Forget questions of growing wage inequality for a moment; forget all of the “bread and butter” issues on which Democrats are (in their own quaintly deluded minds) “better.”  What Edsall claims is what some traditional conservative already know: the GOP is diffident, if not sometimes outrightly subversive, in its support for precisely the things that cultural conservatives take seriously.  Then, having successfully conned these people out of their support in exchange for no substantive policy changes, they throw them bones in the form of obviously over-the-top, zany crusades, such as federal intervention in the Terri Schiavo case.  This would be like the abusive husband buying the battered wife some elegant piece of jewelry to show her that he really loved her, and never mind about the time he slammed her head into the wall.  Likewise, look at the craven pandering of the Terri Schiavo intervention–as clear an attempt to buy off supporters as the GOP’s exploitation of Elian Gonzalez for propaganda purposes was–and never mind about sticking a shiv into Judge Roy Moore during the Ten Commandments fight (Bush), or signing off on Plan B (Bush) or approving federal funding for stem cell research (Bush again), and so on and so forth.  For some cultural conservatives, the entire faith-based initiative was the ultimate Trojan Horse for a secularist invasion of Christian charities in particular.  Where real cultural conservatives–or at least those who would consider themselves to be the ‘real’ thing and not the knock-off version–see the intrusion of the government in the form of government money, and all the attachments and requirements that can potentially bring with it, “compassionate conservatives” see a useful way to exploit the issue of some generic “faith” to show that the GOP cares about “values” more than the other guys.  Yet for the people who actually embrace these “values” as a way of life, the actual policies of “compassionate conservatism” represent the same kinds of unwelcome intrusions on their way of life under a different flag.  Nothing could point more clearly to the disjunction between what the GOP proposes and what many of its religious and cultural conservative voters want to see.   

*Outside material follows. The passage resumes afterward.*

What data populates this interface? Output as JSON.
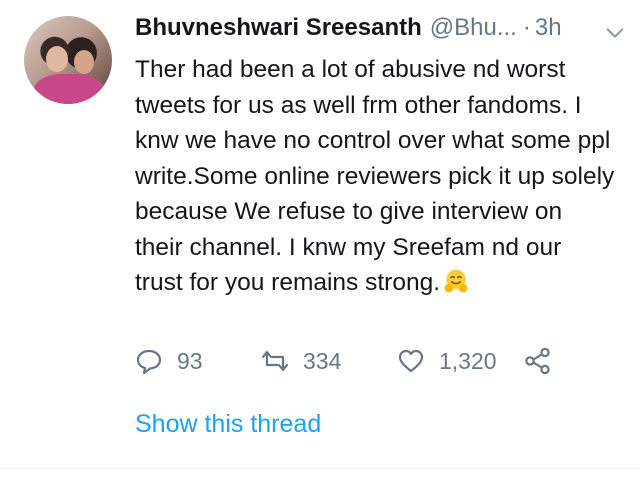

For dedicated conservative anti-Republicans, such as myself, none of this lament is news, but it is interesting that an otherwise unimaginative and rather dreary liberal seems to appreciate this point, since I have personally encountered liberal Democrats who simply stared at me with a look of confusion mixed with horror when I brought up a similar point.  I was dining with an academic and his wife from Indiana-Bloomington one night in the spring before the ’04 election and they were making various lamentations about the general foolishness of Indiana voters (”they just vote on abortion!” and other such stellar What’s The Matter With Kansas observations before WTMWK came out).  Trying to put an unusual spin on this tired old story, I said something like, “The ridiculous thing is that the Republicans will do nothing for their pro-life cause.”  Evidently they did not see this as particularly relevant, and the conversation moved to something else.  Edsall is interesting to me in that he sees this observation of the GOP’s considerably cynical exploitation of cultural issues as relevant to his own side’s way to combat Republican advantages among these folks. 

Meanwhile, Will satisfies himself with the easy batting practise of knocking Edsall’s much more obviously inane observations out of the park.  Batting practise is fun for columnists and bloggers–I personally enjoy the fat, hanging curveballs served up on a regular basis at The Corner–but occasionally even the sloppiest pitcher can slip one by you if you become complacent.